• _Task brief_: Show all lines of the listing that hold the word "JSON".

Supplied material Block Start

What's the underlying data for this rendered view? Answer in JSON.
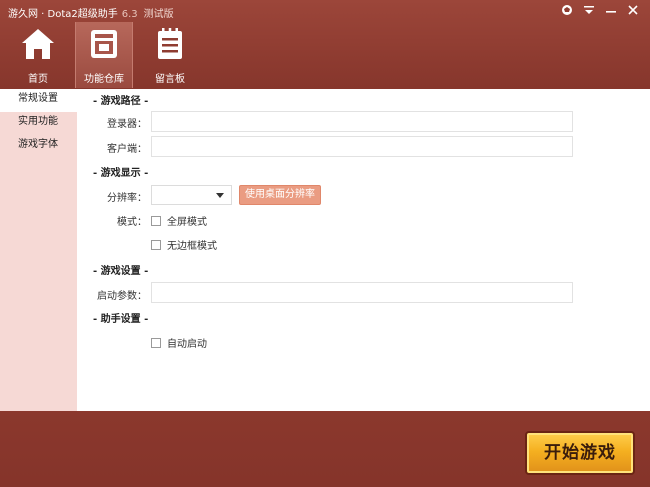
{
  "window": {
    "title": "游久网 · Dota2超级助手",
    "version": "6.3",
    "edition": "测试版"
  },
  "nav": [
    {
      "label": "首页",
      "icon": "home-icon"
    },
    {
      "label": "功能仓库",
      "icon": "warehouse-icon"
    },
    {
      "label": "留言板",
      "icon": "notepad-icon"
    }
  ],
  "sidebar": {
    "items": [
      {
        "label": "常规设置"
      },
      {
        "label": "实用功能"
      },
      {
        "label": "游戏字体"
      }
    ]
  },
  "sections": {
    "path": {
      "title": "- 游戏路径 -",
      "launcher_label": "登录器：",
      "launcher_value": "",
      "client_label": "客户端：",
      "client_value": ""
    },
    "display": {
      "title": "- 游戏显示 -",
      "resolution_label": "分辨率：",
      "resolution_value": "",
      "desktop_res_button": "使用桌面分辨率",
      "mode_label": "模式：",
      "fullscreen_label": "全屏模式",
      "borderless_label": "无边框模式"
    },
    "game": {
      "title": "- 游戏设置 -",
      "params_label": "启动参数：",
      "params_value": ""
    },
    "helper": {
      "title": "- 助手设置 -",
      "autostart_label": "自动启动"
    }
  },
  "footer": {
    "start_button": "开始游戏"
  },
  "colors": {
    "header_bg": "#8f3c31",
    "sidebar_bg": "#f6d9d5",
    "button_accent": "#ea9c82",
    "start_button": "#f5b020"
  }
}
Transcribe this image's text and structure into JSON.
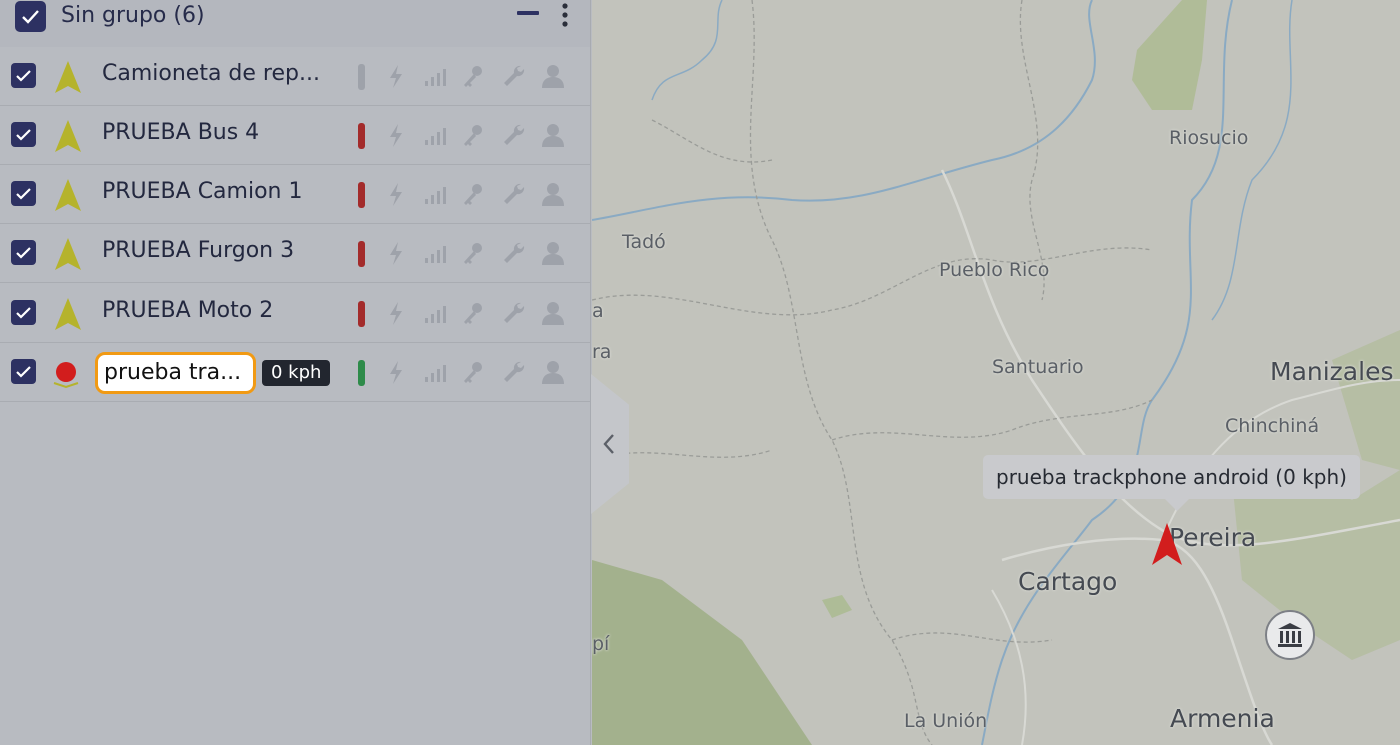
{
  "group": {
    "title": "Sin grupo (6)"
  },
  "devices": [
    {
      "name": "Camioneta de rep...",
      "status_color": "#9ea2aa",
      "marker": "arrow"
    },
    {
      "name": "PRUEBA Bus 4",
      "status_color": "#a32b2b",
      "marker": "arrow"
    },
    {
      "name": "PRUEBA Camion 1",
      "status_color": "#a32b2b",
      "marker": "arrow"
    },
    {
      "name": "PRUEBA Furgon 3",
      "status_color": "#a32b2b",
      "marker": "arrow"
    },
    {
      "name": "PRUEBA Moto 2",
      "status_color": "#a32b2b",
      "marker": "arrow"
    },
    {
      "name": "prueba tra...",
      "speed": "0 kph",
      "status_color": "#2e8b4a",
      "marker": "red-dot"
    }
  ],
  "icons": [
    "bolt-icon",
    "signal-icon",
    "key-icon",
    "wrench-icon",
    "user-icon"
  ],
  "map": {
    "tooltip": "prueba trackphone android (0 kph)",
    "labels": {
      "riosucio": "Riosucio",
      "tado": "Tadó",
      "pueblo_rico": "Pueblo Rico",
      "santuario": "Santuario",
      "manizales": "Manizales",
      "chinchina": "Chinchiná",
      "pereira": "Pereira",
      "cartago": "Cartago",
      "la_union": "La Unión",
      "armenia": "Armenia",
      "edge_a": "a",
      "edge_ra": "ra",
      "edge_pi": "pí"
    }
  },
  "colors": {
    "accent": "#2d3162",
    "highlight": "#f19a14",
    "marker_red": "#d21d1d",
    "arrow_green": "#b5b32c"
  }
}
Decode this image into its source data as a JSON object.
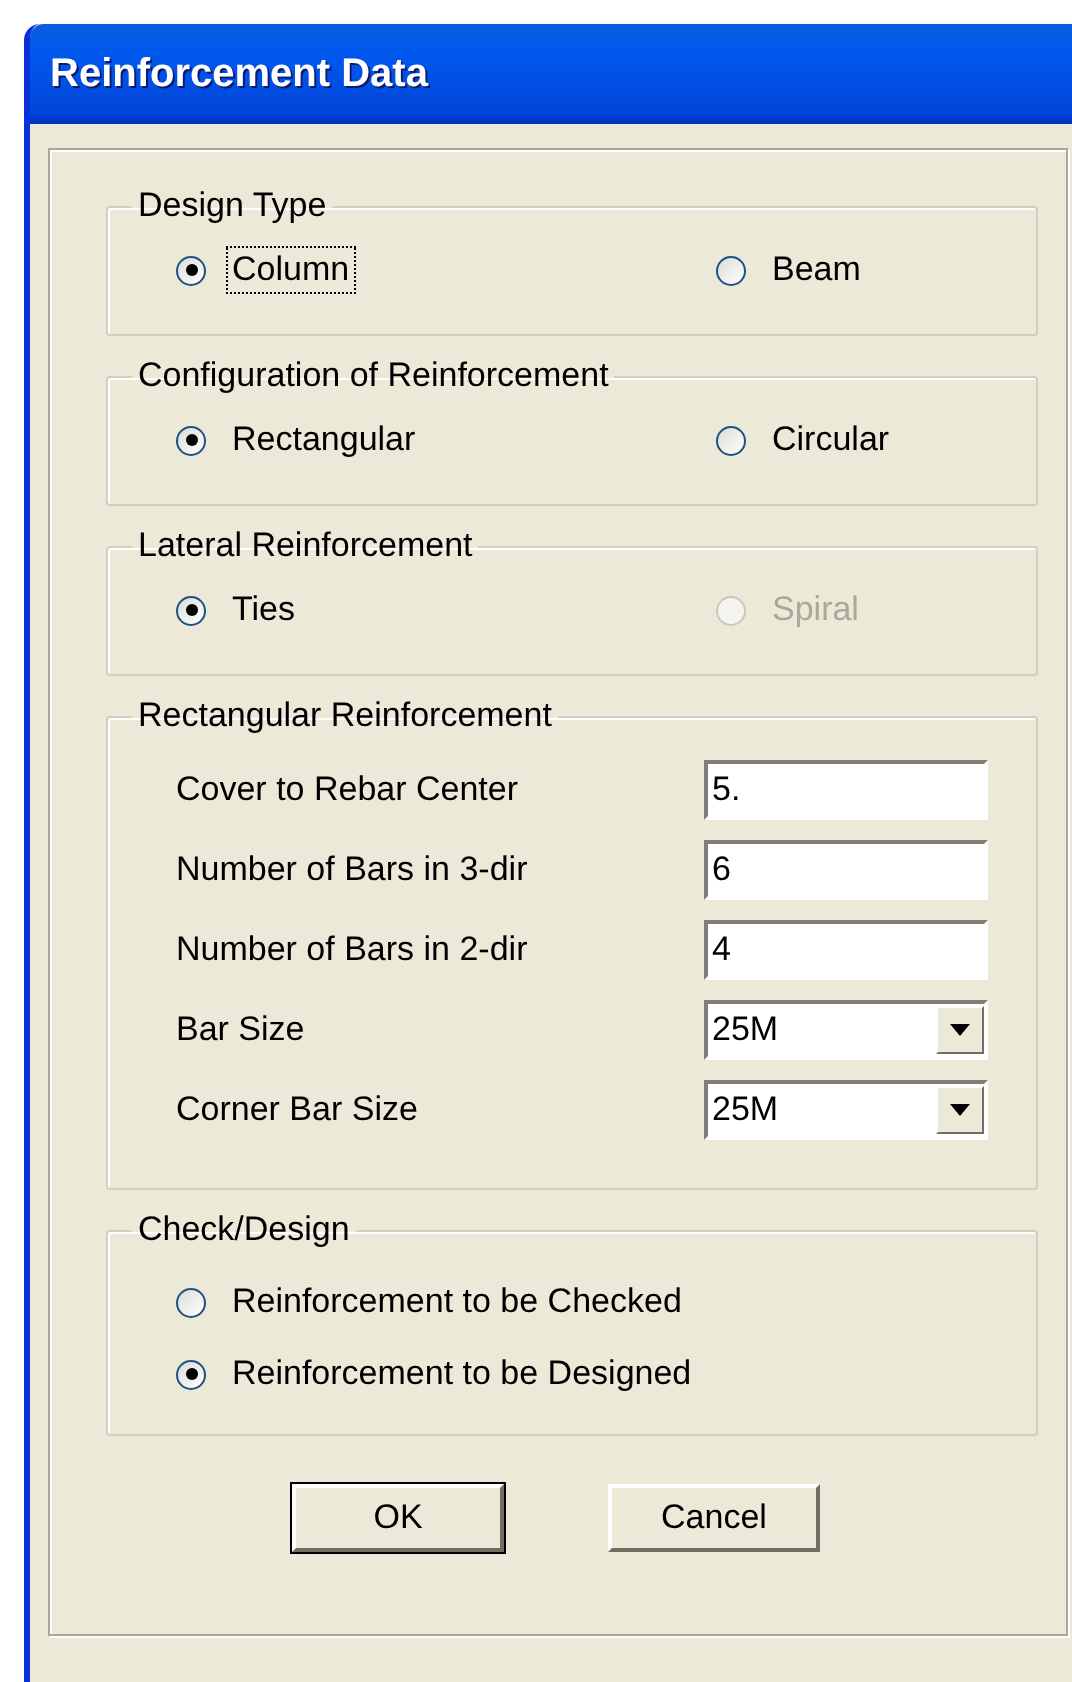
{
  "window": {
    "title": "Reinforcement Data"
  },
  "groups": [
    {
      "kind": "radio-row",
      "title": "Design Type",
      "options": [
        {
          "label": "Column",
          "selected": true,
          "disabled": false,
          "focused": true
        },
        {
          "label": "Beam",
          "selected": false,
          "disabled": false,
          "focused": false
        }
      ]
    },
    {
      "kind": "radio-row",
      "title": "Configuration of Reinforcement",
      "options": [
        {
          "label": "Rectangular",
          "selected": true,
          "disabled": false,
          "focused": false
        },
        {
          "label": "Circular",
          "selected": false,
          "disabled": false,
          "focused": false
        }
      ]
    },
    {
      "kind": "radio-row",
      "title": "Lateral Reinforcement",
      "options": [
        {
          "label": "Ties",
          "selected": true,
          "disabled": false,
          "focused": false
        },
        {
          "label": "Spiral",
          "selected": false,
          "disabled": true,
          "focused": false
        }
      ]
    },
    {
      "kind": "fields",
      "title": "Rectangular Reinforcement",
      "fields": [
        {
          "kind": "text",
          "label": "Cover to Rebar Center",
          "value": "5."
        },
        {
          "kind": "text",
          "label": "Number of Bars in 3-dir",
          "value": "6"
        },
        {
          "kind": "text",
          "label": "Number of Bars in 2-dir",
          "value": "4"
        },
        {
          "kind": "dropdown",
          "label": "Bar Size",
          "value": "25M"
        },
        {
          "kind": "dropdown",
          "label": "Corner Bar Size",
          "value": "25M"
        }
      ]
    },
    {
      "kind": "radio-list",
      "title": "Check/Design",
      "options": [
        {
          "label": "Reinforcement to be Checked",
          "selected": false,
          "disabled": false,
          "focused": false
        },
        {
          "label": "Reinforcement to be Designed",
          "selected": true,
          "disabled": false,
          "focused": false
        }
      ]
    }
  ],
  "buttons": [
    {
      "label": "OK",
      "default": true
    },
    {
      "label": "Cancel",
      "default": false
    }
  ]
}
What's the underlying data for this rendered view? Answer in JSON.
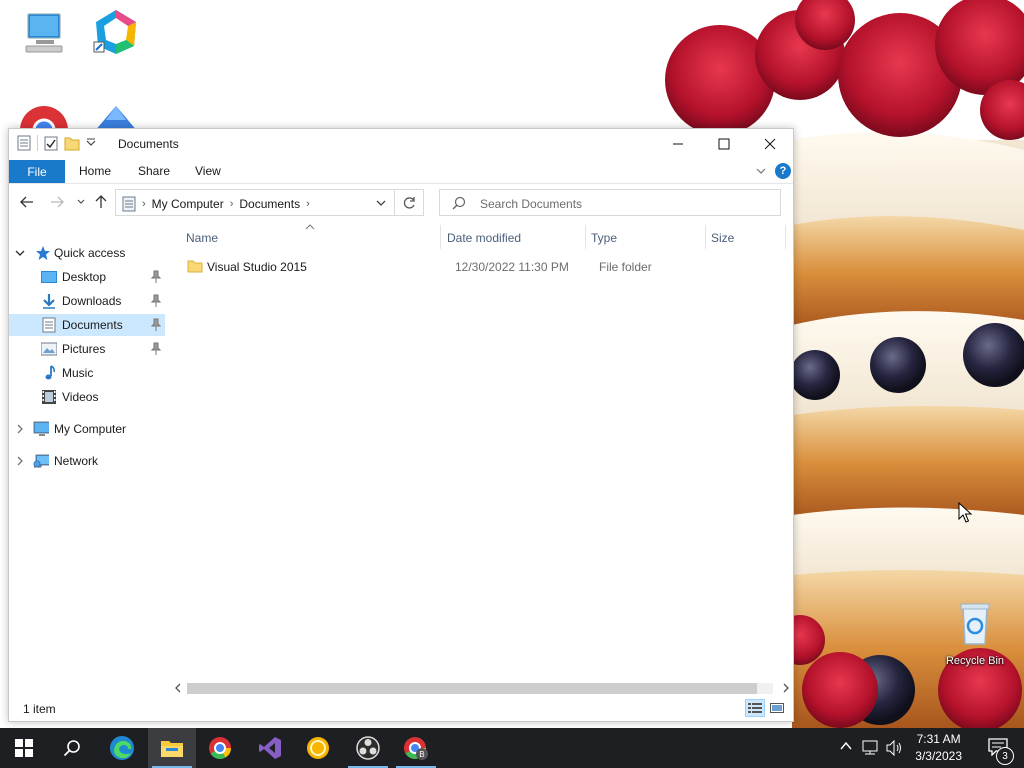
{
  "window": {
    "title": "Documents"
  },
  "ribbon": {
    "tabs": [
      "File",
      "Home",
      "Share",
      "View"
    ],
    "help_label": "?"
  },
  "address_bar": {
    "crumbs": [
      "My Computer",
      "Documents"
    ]
  },
  "search": {
    "placeholder": "Search Documents"
  },
  "nav_pane": {
    "quick_access": "Quick access",
    "items": [
      {
        "label": "Desktop",
        "pinned": true
      },
      {
        "label": "Downloads",
        "pinned": true
      },
      {
        "label": "Documents",
        "pinned": true,
        "selected": true
      },
      {
        "label": "Pictures",
        "pinned": true
      },
      {
        "label": "Music",
        "pinned": false
      },
      {
        "label": "Videos",
        "pinned": false
      }
    ],
    "my_computer": "My Computer",
    "network": "Network"
  },
  "file_list": {
    "columns": [
      "Name",
      "Date modified",
      "Type",
      "Size"
    ],
    "rows": [
      {
        "name": "Visual Studio 2015",
        "date_modified": "12/30/2022 11:30 PM",
        "type": "File folder",
        "size": ""
      }
    ]
  },
  "status_bar": {
    "item_count": "1 item"
  },
  "desktop": {
    "recycle_bin": "Recycle Bin"
  },
  "taskbar": {
    "time": "7:31 AM",
    "date": "3/3/2023",
    "notification_count": "3"
  },
  "colors": {
    "accent": "#1979ca",
    "selection": "#cce8ff",
    "taskbar": "#1e1f22"
  }
}
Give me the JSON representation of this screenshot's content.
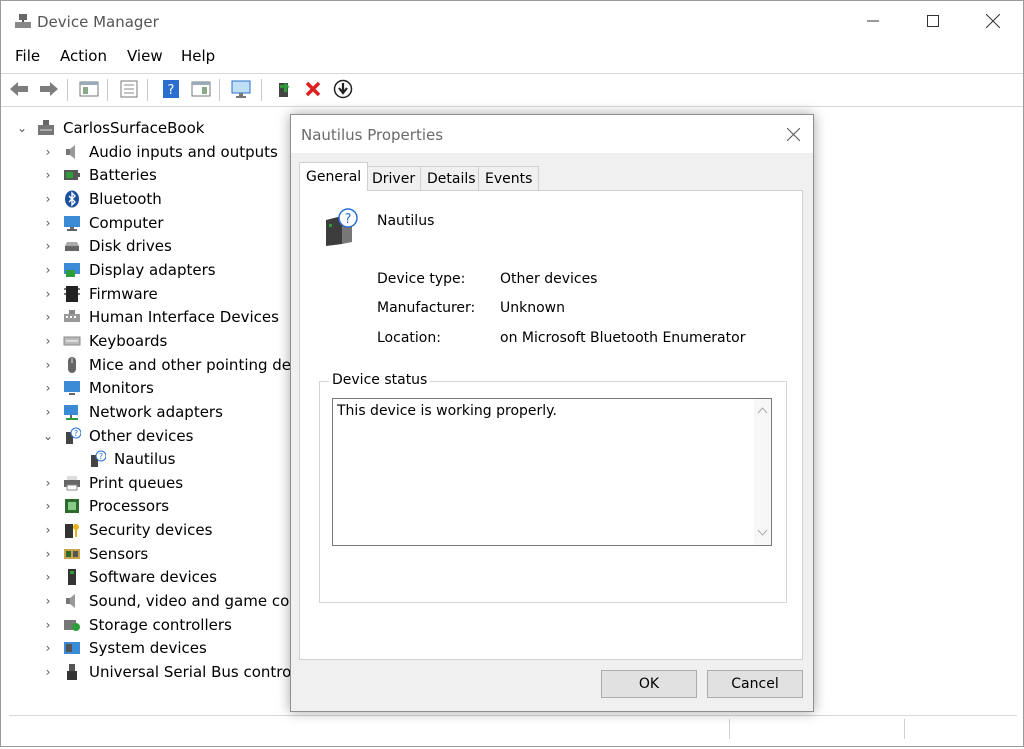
{
  "window": {
    "title": "Device Manager"
  },
  "menu": [
    "File",
    "Action",
    "View",
    "Help"
  ],
  "tree": {
    "root": "CarlosSurfaceBook",
    "categories": [
      {
        "label": "Audio inputs and outputs",
        "icon": "speaker-icon"
      },
      {
        "label": "Batteries",
        "icon": "battery-icon"
      },
      {
        "label": "Bluetooth",
        "icon": "bluetooth-icon"
      },
      {
        "label": "Computer",
        "icon": "computer-icon"
      },
      {
        "label": "Disk drives",
        "icon": "disk-drive-icon"
      },
      {
        "label": "Display adapters",
        "icon": "display-adapter-icon"
      },
      {
        "label": "Firmware",
        "icon": "firmware-icon"
      },
      {
        "label": "Human Interface Devices",
        "icon": "hid-icon"
      },
      {
        "label": "Keyboards",
        "icon": "keyboard-icon"
      },
      {
        "label": "Mice and other pointing devi",
        "icon": "mouse-icon"
      },
      {
        "label": "Monitors",
        "icon": "monitor-icon"
      },
      {
        "label": "Network adapters",
        "icon": "network-icon"
      },
      {
        "label": "Other devices",
        "icon": "unknown-device-icon",
        "expanded": true,
        "children": [
          "Nautilus"
        ]
      },
      {
        "label": "Print queues",
        "icon": "printer-icon"
      },
      {
        "label": "Processors",
        "icon": "processor-icon"
      },
      {
        "label": "Security devices",
        "icon": "security-key-icon"
      },
      {
        "label": "Sensors",
        "icon": "sensor-icon"
      },
      {
        "label": "Software devices",
        "icon": "software-device-icon"
      },
      {
        "label": "Sound, video and game cont",
        "icon": "speaker-icon"
      },
      {
        "label": "Storage controllers",
        "icon": "storage-controller-icon"
      },
      {
        "label": "System devices",
        "icon": "system-device-icon"
      },
      {
        "label": "Universal Serial Bus controlle",
        "icon": "usb-icon"
      }
    ]
  },
  "dialog": {
    "title": "Nautilus Properties",
    "tabs": [
      "General",
      "Driver",
      "Details",
      "Events"
    ],
    "active_tab": "General",
    "device_name": "Nautilus",
    "properties": [
      {
        "label": "Device type:",
        "value": "Other devices"
      },
      {
        "label": "Manufacturer:",
        "value": "Unknown"
      },
      {
        "label": "Location:",
        "value": "on Microsoft Bluetooth Enumerator"
      }
    ],
    "status_group_title": "Device status",
    "status_text": "This device is working properly.",
    "ok_label": "OK",
    "cancel_label": "Cancel"
  },
  "colors": {
    "accent_blue": "#2a6fd0",
    "error_red": "#e02020",
    "green": "#2d9d3a"
  }
}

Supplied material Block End

• _Result_:
What's the underlying data for this rendered view? Answer in JSON.
Transcribe this image's text and structure into JSON.
Decode this image into its source data as a JSON object.
What's the underlying data for this rendered view? Answer in JSON.
Give me the JSON representation of this screenshot's content.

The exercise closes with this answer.